Shivani Devi, Aasma’s mother, told Gaon Connection how despite the toddler’s ill health, she was refused admission at the community health centre. “When she complained of a stomach ache [on June 22], we took her to the hospital at around ten in the night. The doctor there told us that it wouldn’t be possible to admit her so late in the night. While bringing her back home, she died on the way,” Shivani Devi told Gaon Connection on June 24. She has a five-month-old baby girl too and is at present admitted in the hospital for diarrhoea-like symptoms.
However, the incharge of the community health centre in Rajgarh has denied the allegations of the child not being admitted. “They never brought the child here for admission. The child died while they were on the way to our CHC,” DK Singh told Gaon Connection.
When Gaon Connection visited Dadra on June 24, it found that the water flowing out of the handpumps was reddish in colour with an oil-like fluid floating on the surface. In the past one week, about 20 villagers have experienced diarrhoea-like symptoms and 11 of them have been hospitalised or undergone treatment, informed the residents.

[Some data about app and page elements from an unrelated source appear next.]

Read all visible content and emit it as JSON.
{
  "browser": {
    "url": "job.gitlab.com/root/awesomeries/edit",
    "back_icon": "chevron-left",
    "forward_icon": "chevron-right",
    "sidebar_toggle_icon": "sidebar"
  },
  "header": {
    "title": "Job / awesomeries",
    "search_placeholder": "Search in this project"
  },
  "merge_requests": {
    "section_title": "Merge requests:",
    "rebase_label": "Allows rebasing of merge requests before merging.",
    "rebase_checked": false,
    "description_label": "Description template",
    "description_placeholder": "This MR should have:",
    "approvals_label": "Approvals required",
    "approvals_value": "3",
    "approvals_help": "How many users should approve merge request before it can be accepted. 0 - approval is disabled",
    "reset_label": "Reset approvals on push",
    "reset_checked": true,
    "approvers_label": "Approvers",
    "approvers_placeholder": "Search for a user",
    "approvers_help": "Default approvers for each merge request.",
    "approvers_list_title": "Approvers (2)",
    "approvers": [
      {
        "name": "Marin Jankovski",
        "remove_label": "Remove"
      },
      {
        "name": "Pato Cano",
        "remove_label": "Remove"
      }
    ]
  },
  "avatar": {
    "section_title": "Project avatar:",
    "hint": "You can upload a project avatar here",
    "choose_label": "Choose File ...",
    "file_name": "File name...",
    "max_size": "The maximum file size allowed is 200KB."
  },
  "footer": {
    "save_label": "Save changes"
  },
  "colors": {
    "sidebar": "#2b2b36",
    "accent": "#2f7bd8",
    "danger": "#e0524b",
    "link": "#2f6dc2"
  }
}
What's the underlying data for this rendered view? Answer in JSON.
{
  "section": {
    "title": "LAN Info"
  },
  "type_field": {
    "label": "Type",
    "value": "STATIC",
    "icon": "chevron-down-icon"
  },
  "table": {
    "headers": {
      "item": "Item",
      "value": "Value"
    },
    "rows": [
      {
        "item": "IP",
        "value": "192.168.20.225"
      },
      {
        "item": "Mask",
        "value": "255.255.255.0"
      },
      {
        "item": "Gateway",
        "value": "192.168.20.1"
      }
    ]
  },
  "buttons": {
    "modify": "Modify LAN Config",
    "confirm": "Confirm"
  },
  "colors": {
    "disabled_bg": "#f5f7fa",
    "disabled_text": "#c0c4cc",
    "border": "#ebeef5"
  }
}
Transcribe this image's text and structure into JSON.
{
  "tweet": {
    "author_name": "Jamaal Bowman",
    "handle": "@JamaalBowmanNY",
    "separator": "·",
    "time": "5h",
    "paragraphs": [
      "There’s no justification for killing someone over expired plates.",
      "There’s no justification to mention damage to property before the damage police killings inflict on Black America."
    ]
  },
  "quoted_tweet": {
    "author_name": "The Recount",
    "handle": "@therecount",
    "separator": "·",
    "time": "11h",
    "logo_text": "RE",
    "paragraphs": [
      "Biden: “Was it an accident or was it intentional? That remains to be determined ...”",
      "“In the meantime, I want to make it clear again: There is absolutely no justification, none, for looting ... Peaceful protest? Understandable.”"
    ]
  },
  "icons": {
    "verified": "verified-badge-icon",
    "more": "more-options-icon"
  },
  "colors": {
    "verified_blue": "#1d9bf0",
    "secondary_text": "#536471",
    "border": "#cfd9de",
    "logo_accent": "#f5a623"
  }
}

Ram Kumar Singh, an Uttar Pradesh Jal Nigam official who visited the village to collect the water sample from the handpump yesterday, on June 24, told Gaon Connection that the water in Dadra was not fit for drinking. “The water here is too dirty with a reddish tinge. We will get the sample tested and get to know about the specific impurities in the water,” he said.
Also, Arun Prabhakar, the junior engineer (JE) of the Jal Nigam office in the Marihan tehsil of Mirzapur told Gaon Connection that the pollution of water increases in the rainy season in the hilly terrain.
“In the rocky terrain of hilly areas, the surface water is not able to get naturally filtered as in the case of the plains. It is a contributing factor to the incidence of dirty water in the handpumps in the Dadra village,” Prabhakar told Gaon Connection.
Meanwhile, CMO PD Gupta informed that the villagers have been instructed “to follow preventive measures. Bleaching powder has been sprayed and chlorine tablets have been distributed amongst the population.”
Residents of Dadra told Gaon Connection that this isn’t the first time they had encountered dirty water from the handpumps.
“The water is reddish in colour and sometimes small worms can also be found floating on the water collected from the handpump. This problem is more common in summers and is at its worst in the rainy season,”30-year-old Rajesh Kumar, a relative of the toddler who died, told Gaon Connection.
Rajesh’s neighbour, Chhuara Devi, who didn’t know her age, seconded him. “The water is so dirty here that it’s maddening. No testing of our water has ever been done and we have been drinking the contaminated water for years,” she complained to Gaon Connection.
Another resident of Dadra, Mangla Prasad claimed that there had been no testing of the water samples for at least 25 years. “I am 25-year-old, I have never seen or heard about water being tested in our village,” he said.
The problem of contaminated water is not limited to Dadra village alone. Last week, on June 19, Gaon Connection reported about the poor groundwater quality in Uttar Pradesh and how villagers in several districts were being forced to leave their ancestral households and migrate to other areas in search of potable water.
The state level groundwater quality data collated by Gaon Connection showed that of the total 75 districts in Uttar Pradesh, 63 districts have fluoride above the permissible limit and 25 districts are affected by high arsenic.
Written and edited by Pratyaksh Srivastava.